MOST people are familiar with the commercialised hotel-lined stretch of the east bank of Lake Windermere that runs along the main road between Bowness and Ambleside. Less familiar, is the west side of the lake, which has been largely left unspoilt for walkers and cyclists to explore.

This linear walk makes for a great day out, a walk linking the piers at Waterhead and Bowness and involving the lovely little Hawkshead ferry crossing which for pedestrians costs the princely sum of 50 pence one way!

If returning to Ambleside, you will also need transport from Bowness back to Waterhead and there is a very frequent bus service. Walking around the head of Windermere and exploring its north western wooded shoreline below Claife Heights is a delight from start to finish.

This walk takes in the site of Ambleside’s Roman fort, Galava, then follows roadside paths around to Wray Castle (cafe here), where Beatrix Potter came on family holidays and was first introduced to the Lakes.

Approaching the Hawkshead ferry crossing you can explore the restored 18th century Claife Viewing Station (cafe here) where Lakeland’s first Georgian tourists came to admire the panoramic view of the Lake.

If you want to make a real adventure of this walk you could even return to Waterhead via pleasure cruiser from Bowness.

1. Start at the bustling little pier and jetties at Waterhead. Follow the pavement with the shoreline on the left past the Wateredge Inn. On the far side of Borrans Park on the left an access gate leads to the site of Galava, the Roman fort, where there is an information board.

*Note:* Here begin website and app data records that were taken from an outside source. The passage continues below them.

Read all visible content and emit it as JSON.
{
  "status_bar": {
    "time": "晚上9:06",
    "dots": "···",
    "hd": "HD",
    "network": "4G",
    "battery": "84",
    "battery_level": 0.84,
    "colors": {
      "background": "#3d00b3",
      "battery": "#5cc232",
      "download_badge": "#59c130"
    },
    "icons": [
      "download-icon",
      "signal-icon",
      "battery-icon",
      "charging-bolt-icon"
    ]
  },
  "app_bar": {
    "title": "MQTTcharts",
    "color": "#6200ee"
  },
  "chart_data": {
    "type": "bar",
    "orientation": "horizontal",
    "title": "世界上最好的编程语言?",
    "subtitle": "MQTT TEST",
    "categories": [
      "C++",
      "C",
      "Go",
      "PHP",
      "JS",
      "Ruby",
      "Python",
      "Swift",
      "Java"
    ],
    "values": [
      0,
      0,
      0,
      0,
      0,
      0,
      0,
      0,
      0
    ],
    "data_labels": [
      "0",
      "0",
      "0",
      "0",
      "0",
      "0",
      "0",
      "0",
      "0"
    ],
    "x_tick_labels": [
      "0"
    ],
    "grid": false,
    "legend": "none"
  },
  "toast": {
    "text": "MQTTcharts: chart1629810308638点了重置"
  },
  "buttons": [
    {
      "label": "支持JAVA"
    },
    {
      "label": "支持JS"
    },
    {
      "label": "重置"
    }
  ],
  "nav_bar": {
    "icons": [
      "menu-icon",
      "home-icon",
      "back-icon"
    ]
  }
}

Continue straight ahead along the pavement past the rugby club on the left. Then turn left along the road signed for Coniston and Hawkshead.

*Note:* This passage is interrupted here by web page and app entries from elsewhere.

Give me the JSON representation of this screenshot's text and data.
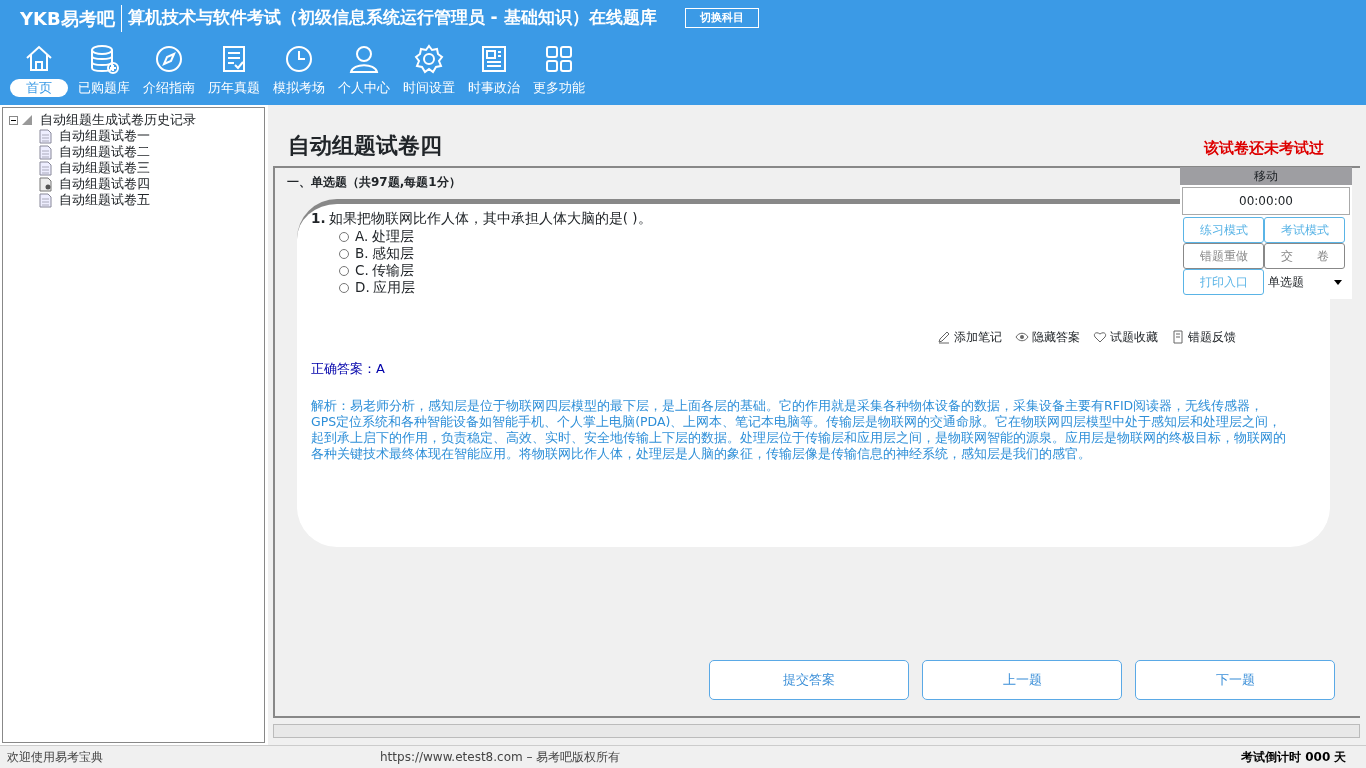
{
  "header": {
    "logo": "YKB易考吧",
    "title": "算机技术与软件考试（初级信息系统运行管理员 - 基础知识）在线题库",
    "switch_button": "切换科目"
  },
  "nav": [
    {
      "label": "首页",
      "selected": true
    },
    {
      "label": "已购题库",
      "selected": false
    },
    {
      "label": "介绍指南",
      "selected": false
    },
    {
      "label": "历年真题",
      "selected": false
    },
    {
      "label": "模拟考场",
      "selected": false
    },
    {
      "label": "个人中心",
      "selected": false
    },
    {
      "label": "时间设置",
      "selected": false
    },
    {
      "label": "时事政治",
      "selected": false
    },
    {
      "label": "更多功能",
      "selected": false
    }
  ],
  "tree": {
    "label": "自动组题生成试卷历史记录",
    "expanded": true,
    "children": [
      {
        "label": "自动组题试卷一",
        "kind": "doc"
      },
      {
        "label": "自动组题试卷二",
        "kind": "doc"
      },
      {
        "label": "自动组题试卷三",
        "kind": "doc"
      },
      {
        "label": "自动组题试卷四",
        "kind": "current"
      },
      {
        "label": "自动组题试卷五",
        "kind": "doc"
      }
    ]
  },
  "paper": {
    "title": "自动组题试卷四",
    "status": "该试卷还未考试过",
    "section": "一、单选题（共97题,每题1分）"
  },
  "question": {
    "number": "1.",
    "text": "如果把物联网比作人体，其中承担人体大脑的是(  )。",
    "options": [
      {
        "label": "A.",
        "text": "处理层",
        "selected": false
      },
      {
        "label": "B.",
        "text": "感知层",
        "selected": false
      },
      {
        "label": "C.",
        "text": "传输层",
        "selected": false
      },
      {
        "label": "D.",
        "text": "应用层",
        "selected": false
      }
    ]
  },
  "actions": [
    "添加笔记",
    "隐藏答案",
    "试题收藏",
    "错题反馈"
  ],
  "answer": {
    "label": "正确答案：",
    "value": "A"
  },
  "analysis": "解析：易老师分析，感知层是位于物联网四层模型的最下层，是上面各层的基础。它的作用就是采集各种物体设备的数据，采集设备主要有RFID阅读器，无线传感器，GPS定位系统和各种智能设备如智能手机、个人掌上电脑(PDA)、上网本、笔记本电脑等。传输层是物联网的交通命脉。它在物联网四层模型中处于感知层和处理层之间，起到承上启下的作用，负责稳定、高效、实时、安全地传输上下层的数据。处理层位于传输层和应用层之间，是物联网智能的源泉。应用层是物联网的终极目标，物联网的各种关键技术最终体现在智能应用。将物联网比作人体，处理层是人脑的象征，传输层像是传输信息的神经系统，感知层是我们的感官。",
  "nav_buttons": [
    "提交答案",
    "上一题",
    "下一题"
  ],
  "side_panel": {
    "move_label": "移动",
    "timer": "00:00:00",
    "buttons": [
      {
        "label": "练习模式",
        "kind": "primary"
      },
      {
        "label": "考试模式",
        "kind": "primary"
      },
      {
        "label": "错题重做",
        "kind": "secondary"
      },
      {
        "label": "交　　卷",
        "kind": "secondary"
      },
      {
        "label": "打印入口",
        "kind": "primary"
      }
    ],
    "type_select": "单选题"
  },
  "status_bar": {
    "welcome": "欢迎使用易考宝典",
    "copyright": "https://www.etest8.com – 易考吧版权所有",
    "countdown": "考试倒计时 000 天"
  }
}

Turn left at the bend to cross the River Rothay over a bridge that has been provided for walkers and cyclists next to the road bridge. Continue straight ahead along the pavement to the roadside hamlet of Clappersgate.

2. Turn left at the next junction, following the B5286 road signed for Hawkshead. Cross the road bridge over the River Brathay and follow the lane with care past Brathay Hall on the left. At the next lane junction join the roadside path on the right signed with blue cycleway signs for Wray Castle. The roadside path is now followed for the next few miles all the way to the entrance to Wray Castle.

There are sections where you need to cross over the road or follow the road itself. There is also one bridleway section where you leave the road behind at Pull Woods. The cycleway eventually brings you out on the lane at the entrance to Low Wray campsite.

3. Ignore the lane leading down to the campsite but walk ahead a bit further to reach the entrance lodge to Wray Castle. Turn left here and walk down the access drive though you might want to explore the little estate church on the right.

The drive leads down to Wray Castle, now opened by the National Trust. The gardens offer great views across the lake to Ambleside. To continue the walk follow the path between the car park behind the castle and the woods. Go through a gate and drop downhill to join the lake shore path past the boat houses.

4. Simply follow the lakeshore bridleway now for the next 4 miles along the edge of Claife Heights all the way to the Hawkshead Ferry. Before turning left for the ferry (which runs back and forth all day) don’t forget to climb the hill behind the little courtyard cafe for a look at the restored viewing station.

5. Cross the ferry and on the Bowness side walk up the lane for a very short distance then pick up the signed path on the left at the entrance to Cockshott Point. Follow the lakeside path to reach a lane and walk straight ahead to join the broad promenade of Bowness.